● Work to complete
Identify all lines in the listing that include the word "this", and copy them out.

● Supplied records
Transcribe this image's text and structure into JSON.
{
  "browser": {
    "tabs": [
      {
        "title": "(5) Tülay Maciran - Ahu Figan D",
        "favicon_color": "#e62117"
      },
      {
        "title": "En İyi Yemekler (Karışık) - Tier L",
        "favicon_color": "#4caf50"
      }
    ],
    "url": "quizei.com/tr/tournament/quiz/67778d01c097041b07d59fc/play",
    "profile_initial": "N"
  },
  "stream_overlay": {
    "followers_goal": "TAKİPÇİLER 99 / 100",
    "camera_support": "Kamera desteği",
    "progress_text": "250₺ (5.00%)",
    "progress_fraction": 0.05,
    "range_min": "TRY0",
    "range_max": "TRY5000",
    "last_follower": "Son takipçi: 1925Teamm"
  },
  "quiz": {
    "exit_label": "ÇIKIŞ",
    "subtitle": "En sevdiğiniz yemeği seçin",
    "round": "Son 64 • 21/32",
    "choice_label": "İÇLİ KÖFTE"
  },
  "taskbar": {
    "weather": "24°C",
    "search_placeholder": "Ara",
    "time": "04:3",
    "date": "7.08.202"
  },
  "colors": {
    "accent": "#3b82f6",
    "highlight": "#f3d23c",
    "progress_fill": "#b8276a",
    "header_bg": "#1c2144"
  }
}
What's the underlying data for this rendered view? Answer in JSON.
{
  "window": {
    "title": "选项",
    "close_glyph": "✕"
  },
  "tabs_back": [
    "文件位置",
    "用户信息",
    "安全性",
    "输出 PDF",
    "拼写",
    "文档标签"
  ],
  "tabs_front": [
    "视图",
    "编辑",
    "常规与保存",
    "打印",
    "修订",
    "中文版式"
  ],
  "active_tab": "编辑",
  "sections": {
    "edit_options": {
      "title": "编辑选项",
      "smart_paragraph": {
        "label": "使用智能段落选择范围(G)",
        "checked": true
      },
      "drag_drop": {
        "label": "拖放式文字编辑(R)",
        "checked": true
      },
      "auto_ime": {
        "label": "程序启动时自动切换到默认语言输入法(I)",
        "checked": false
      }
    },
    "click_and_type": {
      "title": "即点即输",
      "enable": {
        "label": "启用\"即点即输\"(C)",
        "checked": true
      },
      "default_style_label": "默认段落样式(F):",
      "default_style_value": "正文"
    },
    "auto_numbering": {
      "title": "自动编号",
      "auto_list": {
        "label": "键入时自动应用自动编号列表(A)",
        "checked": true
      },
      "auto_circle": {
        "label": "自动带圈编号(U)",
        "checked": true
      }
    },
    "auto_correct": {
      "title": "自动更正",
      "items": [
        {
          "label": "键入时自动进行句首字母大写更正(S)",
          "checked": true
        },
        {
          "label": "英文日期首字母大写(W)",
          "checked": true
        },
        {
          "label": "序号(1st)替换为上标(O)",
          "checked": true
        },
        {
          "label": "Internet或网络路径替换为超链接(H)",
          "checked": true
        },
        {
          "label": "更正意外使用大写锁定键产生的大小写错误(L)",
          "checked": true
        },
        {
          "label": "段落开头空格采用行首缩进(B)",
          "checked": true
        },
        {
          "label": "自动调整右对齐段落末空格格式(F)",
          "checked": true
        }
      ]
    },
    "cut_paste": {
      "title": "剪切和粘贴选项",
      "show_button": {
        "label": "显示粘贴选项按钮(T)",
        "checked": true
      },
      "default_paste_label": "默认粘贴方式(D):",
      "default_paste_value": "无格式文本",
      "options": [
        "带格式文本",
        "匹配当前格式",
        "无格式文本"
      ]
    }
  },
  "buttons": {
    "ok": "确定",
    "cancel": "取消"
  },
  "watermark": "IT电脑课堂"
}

● Reply
Transcribe this image's text and structure into JSON.
What's the underlying data for this rendered view? Answer in JSON.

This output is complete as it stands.